Unknown by Ballast Captain   Posted: 2 months ago
Looks like it could be a Thames Steam Tug, I'm not sure ! I have just acquired this lovely hull and I am not sure of it's build or origin. It is fibreglass and is 57" (1450mm) LOA X 14.5" (370mm) Beam. It has a very basically built superstructure which I don't think is appropriate. I would be very grateful if anyone has any idea what she is and any other information as to weather it was a kit that has been modified. I would love more information as to scale etc. Regards your shipmate. Ballast AKA Alan.

looking for a Mersey Ferry Model by 4clubs Fleet Admiral!   Posted: 2 months ago
The model is 1.48 scale scratch built on a fibreglass hull.Very detailed and accurate. Radio Controlled 2.4Ghz with working lights. She is 38 inches long For sale complete with the radio and batteries ready to sail.She is very weatherproof and can sail in rough conditions. The top is sealed on and released with four screws, no need to get inside to charge her up as there is a charging point at the top of the funnel. A display stand is also included I am asking £800. If you are interested you can come and have a look before committing yourself. email me direct on maxferrie@hotmail.com

Wianno Senior by Ron Fleet Admiral!   Posted: 3 months ago
Progressing well. The removable roof above the cabin was just clamped; seats have been started; exterior of the hull will be fibreglassed and resin applied to the interior. I have received mast lengths from the Wianno Senior Association and the gaff and boom too. These will be made from Sitka Spruce later in the month.

MTB741 Fairmile D by reilly4 Captain   Posted: 3 months ago
[Score: 9/10] 58"/9000g MTB741 Fairmile D Capable of 9mph and a runtime of 65mins Twin Propellors (2 Blade S Type 40mm) Direct Drive to a Graupner 700BB 12V (2 Blade S Type) Powered by NiMH (12v) 9Amp/h Batteries Controlled Through MTroniks 30A Tio x 2 (10Amps) ESC - Comments: 1/24 Scale. Scratchbuilt from John Lambert Drgs & photos. It took 3.5 years. Plywood bulkheads, pine stringers & balsawood planking, then fibreglassed. Superstructure balsawood. Guns scratchbuilt from tinplate and brass. There are 2 motors and drive trains powered by 2 x 9cell NiMH D cells x 9Ah. 6 pdr guns rotate. 20mm oerlikon rotates and elevates. Radio is Futaba 2.4 GHz
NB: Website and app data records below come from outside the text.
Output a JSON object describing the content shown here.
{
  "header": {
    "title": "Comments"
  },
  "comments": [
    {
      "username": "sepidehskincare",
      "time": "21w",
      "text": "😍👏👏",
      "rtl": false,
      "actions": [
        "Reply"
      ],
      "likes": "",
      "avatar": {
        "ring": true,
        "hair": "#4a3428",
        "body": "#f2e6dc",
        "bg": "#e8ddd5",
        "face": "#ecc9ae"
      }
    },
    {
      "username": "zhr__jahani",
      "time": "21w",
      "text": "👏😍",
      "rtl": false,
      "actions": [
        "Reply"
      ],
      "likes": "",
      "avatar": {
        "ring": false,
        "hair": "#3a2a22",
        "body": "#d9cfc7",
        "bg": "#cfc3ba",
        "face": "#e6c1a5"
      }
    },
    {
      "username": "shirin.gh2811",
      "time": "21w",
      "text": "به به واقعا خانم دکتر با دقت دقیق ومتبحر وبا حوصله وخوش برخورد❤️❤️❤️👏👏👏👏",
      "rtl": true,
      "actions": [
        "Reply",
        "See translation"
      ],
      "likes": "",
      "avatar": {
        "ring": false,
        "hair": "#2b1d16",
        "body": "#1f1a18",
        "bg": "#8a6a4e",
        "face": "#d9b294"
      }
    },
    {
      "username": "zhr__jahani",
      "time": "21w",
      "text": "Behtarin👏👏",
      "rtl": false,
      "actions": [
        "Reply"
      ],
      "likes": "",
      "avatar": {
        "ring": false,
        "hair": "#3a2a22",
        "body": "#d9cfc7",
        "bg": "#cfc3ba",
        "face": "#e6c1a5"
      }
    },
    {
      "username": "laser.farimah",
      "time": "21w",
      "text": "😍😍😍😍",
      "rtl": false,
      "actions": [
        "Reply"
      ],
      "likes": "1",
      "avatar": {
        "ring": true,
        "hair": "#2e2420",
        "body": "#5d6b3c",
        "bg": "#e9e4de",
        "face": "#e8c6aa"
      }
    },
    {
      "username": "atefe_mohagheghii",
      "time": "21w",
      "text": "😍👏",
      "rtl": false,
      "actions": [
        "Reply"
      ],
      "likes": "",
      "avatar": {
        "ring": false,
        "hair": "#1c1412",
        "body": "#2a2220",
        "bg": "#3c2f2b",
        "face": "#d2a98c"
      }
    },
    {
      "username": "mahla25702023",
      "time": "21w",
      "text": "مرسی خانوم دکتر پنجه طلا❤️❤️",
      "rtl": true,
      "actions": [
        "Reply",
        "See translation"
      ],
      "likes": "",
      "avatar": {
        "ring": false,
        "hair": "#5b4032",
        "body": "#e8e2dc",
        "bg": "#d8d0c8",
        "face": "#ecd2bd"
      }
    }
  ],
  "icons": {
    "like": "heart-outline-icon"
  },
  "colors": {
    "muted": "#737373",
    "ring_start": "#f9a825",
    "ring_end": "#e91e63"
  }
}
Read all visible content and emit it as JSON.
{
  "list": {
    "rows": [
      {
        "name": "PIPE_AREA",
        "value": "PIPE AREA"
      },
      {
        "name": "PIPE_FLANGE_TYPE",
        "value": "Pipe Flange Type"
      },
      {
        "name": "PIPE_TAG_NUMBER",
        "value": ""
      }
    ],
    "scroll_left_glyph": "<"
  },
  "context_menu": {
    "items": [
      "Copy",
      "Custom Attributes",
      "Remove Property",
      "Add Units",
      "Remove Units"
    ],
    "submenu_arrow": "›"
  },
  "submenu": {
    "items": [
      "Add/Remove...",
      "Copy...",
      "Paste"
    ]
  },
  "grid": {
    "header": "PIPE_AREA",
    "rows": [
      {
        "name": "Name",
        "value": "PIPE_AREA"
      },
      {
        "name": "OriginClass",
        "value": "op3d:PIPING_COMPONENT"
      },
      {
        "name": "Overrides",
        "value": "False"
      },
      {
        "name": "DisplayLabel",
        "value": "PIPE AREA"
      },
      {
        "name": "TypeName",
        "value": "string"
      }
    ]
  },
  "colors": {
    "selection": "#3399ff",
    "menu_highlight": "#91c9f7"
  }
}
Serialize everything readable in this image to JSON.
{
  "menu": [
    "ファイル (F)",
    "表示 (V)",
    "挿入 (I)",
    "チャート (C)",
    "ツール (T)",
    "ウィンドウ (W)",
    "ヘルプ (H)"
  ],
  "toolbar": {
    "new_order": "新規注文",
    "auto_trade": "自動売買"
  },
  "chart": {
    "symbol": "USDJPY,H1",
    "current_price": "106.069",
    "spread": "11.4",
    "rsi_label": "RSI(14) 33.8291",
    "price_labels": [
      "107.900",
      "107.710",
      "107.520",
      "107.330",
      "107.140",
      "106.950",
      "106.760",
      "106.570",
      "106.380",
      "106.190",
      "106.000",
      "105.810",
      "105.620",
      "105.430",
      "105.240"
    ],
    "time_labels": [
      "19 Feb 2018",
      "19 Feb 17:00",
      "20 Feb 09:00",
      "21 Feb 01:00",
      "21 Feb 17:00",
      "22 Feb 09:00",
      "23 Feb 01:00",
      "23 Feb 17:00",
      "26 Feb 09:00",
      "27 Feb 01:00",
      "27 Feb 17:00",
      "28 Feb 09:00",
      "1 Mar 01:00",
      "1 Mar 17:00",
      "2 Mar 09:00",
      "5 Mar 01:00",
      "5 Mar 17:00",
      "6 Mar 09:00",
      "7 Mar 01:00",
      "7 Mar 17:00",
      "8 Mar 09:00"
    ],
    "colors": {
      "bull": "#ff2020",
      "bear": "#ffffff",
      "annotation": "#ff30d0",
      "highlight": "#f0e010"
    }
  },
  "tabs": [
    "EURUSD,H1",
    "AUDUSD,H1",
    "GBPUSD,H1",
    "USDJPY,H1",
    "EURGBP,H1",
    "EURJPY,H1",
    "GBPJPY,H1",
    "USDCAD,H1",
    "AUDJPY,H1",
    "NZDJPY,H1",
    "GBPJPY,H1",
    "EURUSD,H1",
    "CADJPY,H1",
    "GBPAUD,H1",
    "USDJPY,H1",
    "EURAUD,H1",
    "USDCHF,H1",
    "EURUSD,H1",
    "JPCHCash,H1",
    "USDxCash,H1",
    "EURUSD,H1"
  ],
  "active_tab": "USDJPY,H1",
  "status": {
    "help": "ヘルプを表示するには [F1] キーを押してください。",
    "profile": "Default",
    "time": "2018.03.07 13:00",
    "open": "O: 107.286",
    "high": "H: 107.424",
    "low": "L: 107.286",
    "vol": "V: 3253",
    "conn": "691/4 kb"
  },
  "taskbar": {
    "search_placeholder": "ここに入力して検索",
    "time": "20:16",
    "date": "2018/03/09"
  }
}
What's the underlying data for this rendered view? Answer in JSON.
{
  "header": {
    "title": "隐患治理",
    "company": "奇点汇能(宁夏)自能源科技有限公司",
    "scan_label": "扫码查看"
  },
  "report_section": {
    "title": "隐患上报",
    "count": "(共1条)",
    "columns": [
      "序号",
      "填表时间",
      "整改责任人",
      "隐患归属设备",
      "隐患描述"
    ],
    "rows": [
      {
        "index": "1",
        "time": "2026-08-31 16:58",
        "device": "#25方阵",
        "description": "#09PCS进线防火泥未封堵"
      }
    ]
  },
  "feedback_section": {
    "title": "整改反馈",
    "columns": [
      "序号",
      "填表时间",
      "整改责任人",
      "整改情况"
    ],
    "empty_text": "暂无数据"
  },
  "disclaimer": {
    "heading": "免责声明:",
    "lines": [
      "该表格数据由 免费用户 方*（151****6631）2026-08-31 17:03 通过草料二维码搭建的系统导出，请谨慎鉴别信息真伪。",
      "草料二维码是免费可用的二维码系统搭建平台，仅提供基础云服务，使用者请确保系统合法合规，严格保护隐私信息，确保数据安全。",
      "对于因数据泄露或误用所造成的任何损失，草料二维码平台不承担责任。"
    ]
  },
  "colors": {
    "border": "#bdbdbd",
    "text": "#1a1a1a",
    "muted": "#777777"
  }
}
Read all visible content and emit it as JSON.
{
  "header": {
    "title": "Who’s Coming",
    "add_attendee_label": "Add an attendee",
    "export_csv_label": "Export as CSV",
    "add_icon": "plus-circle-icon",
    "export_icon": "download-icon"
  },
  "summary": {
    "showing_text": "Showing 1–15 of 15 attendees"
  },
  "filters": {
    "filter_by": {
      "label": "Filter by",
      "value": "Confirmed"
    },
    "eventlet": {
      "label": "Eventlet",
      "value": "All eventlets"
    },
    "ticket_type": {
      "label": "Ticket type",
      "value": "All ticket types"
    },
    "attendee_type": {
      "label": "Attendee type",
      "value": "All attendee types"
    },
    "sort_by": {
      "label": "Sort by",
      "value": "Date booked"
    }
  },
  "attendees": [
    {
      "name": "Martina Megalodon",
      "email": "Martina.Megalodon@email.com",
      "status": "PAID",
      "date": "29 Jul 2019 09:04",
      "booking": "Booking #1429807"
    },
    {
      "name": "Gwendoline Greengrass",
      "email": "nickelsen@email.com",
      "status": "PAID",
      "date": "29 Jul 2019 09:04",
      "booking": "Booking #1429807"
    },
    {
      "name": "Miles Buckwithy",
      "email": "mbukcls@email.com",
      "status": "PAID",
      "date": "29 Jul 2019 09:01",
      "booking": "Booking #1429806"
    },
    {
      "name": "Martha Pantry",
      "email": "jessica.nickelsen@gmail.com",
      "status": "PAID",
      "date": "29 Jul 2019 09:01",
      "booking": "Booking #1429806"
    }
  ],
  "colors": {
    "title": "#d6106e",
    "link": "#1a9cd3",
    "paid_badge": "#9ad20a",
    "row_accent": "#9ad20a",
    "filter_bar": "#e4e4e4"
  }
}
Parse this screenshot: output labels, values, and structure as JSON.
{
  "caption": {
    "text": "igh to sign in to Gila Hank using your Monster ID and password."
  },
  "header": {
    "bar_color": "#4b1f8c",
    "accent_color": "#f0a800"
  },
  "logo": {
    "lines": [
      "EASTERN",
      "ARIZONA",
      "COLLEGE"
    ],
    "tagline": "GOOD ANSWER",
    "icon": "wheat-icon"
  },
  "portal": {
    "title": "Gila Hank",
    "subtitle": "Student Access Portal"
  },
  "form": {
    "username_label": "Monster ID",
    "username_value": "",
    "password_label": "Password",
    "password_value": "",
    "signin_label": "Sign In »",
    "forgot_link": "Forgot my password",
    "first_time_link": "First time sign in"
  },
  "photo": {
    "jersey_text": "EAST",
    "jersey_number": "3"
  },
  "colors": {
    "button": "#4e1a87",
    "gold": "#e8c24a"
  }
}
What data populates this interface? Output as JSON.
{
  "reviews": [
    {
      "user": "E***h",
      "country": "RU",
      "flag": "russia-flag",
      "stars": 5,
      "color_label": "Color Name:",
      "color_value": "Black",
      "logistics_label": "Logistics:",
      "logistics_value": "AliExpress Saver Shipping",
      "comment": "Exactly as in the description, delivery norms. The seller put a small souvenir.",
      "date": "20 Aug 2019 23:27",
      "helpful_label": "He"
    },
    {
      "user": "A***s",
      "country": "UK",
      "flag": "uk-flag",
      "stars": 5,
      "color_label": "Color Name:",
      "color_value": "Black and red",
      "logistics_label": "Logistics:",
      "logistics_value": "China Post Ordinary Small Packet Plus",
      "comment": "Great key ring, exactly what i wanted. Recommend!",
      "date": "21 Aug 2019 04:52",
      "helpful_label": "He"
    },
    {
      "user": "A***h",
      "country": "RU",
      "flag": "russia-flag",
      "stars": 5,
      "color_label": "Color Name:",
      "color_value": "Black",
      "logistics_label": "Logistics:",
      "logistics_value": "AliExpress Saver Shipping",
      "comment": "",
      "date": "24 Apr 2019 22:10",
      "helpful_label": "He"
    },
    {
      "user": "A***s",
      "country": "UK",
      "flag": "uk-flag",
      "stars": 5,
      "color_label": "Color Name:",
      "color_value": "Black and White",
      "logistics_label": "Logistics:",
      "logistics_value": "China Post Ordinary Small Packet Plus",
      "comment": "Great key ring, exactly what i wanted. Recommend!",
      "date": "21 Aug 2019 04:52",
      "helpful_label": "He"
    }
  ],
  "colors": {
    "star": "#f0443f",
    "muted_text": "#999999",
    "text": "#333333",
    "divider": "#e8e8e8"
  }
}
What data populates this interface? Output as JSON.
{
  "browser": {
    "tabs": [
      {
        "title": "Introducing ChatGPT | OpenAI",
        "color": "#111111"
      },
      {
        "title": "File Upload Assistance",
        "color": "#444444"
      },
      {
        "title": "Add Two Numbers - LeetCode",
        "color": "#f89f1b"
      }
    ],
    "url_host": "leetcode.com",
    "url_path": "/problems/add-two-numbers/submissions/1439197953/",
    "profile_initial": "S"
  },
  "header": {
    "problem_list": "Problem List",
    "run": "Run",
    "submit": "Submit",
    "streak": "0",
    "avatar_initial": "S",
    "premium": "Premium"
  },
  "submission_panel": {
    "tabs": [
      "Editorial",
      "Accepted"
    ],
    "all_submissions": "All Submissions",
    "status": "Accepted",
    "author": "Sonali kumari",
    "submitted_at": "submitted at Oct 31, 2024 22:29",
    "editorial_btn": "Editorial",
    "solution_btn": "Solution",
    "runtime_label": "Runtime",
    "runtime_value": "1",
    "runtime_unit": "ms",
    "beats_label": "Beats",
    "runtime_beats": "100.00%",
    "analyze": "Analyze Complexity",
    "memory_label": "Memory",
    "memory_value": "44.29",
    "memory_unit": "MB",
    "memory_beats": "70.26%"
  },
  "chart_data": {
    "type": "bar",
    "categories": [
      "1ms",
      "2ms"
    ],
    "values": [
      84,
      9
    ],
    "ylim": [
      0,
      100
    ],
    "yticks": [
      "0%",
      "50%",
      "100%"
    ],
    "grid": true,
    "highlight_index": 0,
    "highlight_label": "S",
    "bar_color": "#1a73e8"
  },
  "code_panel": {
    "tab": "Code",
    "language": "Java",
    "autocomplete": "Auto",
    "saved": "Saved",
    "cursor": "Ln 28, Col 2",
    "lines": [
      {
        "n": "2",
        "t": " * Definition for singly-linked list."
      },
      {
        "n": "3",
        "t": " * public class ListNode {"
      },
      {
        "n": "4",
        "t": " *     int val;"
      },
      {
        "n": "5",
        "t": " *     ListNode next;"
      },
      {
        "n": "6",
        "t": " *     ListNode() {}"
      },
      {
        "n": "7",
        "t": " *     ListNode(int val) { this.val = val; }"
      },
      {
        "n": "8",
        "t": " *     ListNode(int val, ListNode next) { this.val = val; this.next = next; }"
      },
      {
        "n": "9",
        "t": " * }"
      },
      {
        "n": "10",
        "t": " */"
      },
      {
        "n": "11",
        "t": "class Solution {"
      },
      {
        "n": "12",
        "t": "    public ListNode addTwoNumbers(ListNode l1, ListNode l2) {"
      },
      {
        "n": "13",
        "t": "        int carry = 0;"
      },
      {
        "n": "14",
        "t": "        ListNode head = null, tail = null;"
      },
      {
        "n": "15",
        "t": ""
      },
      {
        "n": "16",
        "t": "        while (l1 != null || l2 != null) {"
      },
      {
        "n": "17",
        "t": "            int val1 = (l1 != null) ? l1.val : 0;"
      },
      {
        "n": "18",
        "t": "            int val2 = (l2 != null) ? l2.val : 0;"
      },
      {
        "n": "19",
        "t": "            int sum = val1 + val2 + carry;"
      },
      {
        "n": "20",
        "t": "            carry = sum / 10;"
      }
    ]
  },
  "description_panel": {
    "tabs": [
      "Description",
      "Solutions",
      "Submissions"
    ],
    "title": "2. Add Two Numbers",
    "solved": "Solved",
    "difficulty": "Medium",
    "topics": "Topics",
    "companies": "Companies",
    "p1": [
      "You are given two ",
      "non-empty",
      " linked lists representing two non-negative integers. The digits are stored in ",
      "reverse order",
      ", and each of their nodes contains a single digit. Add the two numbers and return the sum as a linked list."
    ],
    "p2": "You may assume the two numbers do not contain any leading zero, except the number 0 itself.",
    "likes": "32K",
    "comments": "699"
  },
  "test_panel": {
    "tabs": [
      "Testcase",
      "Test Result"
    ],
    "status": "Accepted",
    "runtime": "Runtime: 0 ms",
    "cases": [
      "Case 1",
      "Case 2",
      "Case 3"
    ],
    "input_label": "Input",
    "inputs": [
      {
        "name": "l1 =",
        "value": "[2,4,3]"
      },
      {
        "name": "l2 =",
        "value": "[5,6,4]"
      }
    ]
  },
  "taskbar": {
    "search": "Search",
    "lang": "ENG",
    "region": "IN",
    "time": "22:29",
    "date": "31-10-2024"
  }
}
Bristol pilot cutter mascotte by kmbcsecretary Fleet Admiral!   Posted: 3 months ago
The strengtheners for where the main mast will be fixed in place through the deck were glued in place with gorilla glue and fibreglassed in once the glue had gone of again this timber was an of cut that was to hand but this needed to be substantial as I would be using 12mm dowel for the main mast.

Bristol pilot cutter mascotte by kmbcsecretary Fleet Admiral!   Posted: 3 months ago
The next job was to fit the bulk heads and the deck shelf strips around the edges. I had some scrap pieces of 8mm OSB board so I used this for the bulk heads which were glued in place using gorilla glue then fibreglassed in once the glue had gone of. The shelf strips are 10mm square oak that were fixed 6mm below final deck hieght as I will be using 4mm ply for the sub deck followed by 2mm planking strips in walnut and beech.

Bristol pilot cutter mascotte by kmbcsecretary Fleet Admiral!   Posted: 3 months ago
Hello all this is my latest build of the Kingston mouldings Bristol pilot cutter 'mascotte' was purchased from a forum friend who no longer had time to build it. Sadly Kingston mouldings has now closed down. The first job was to glue the lead ballast into the bottom of the hull, this was done by using fibreglass resin then a couple of layers of fibreglass to seal the lead shot into the built in keel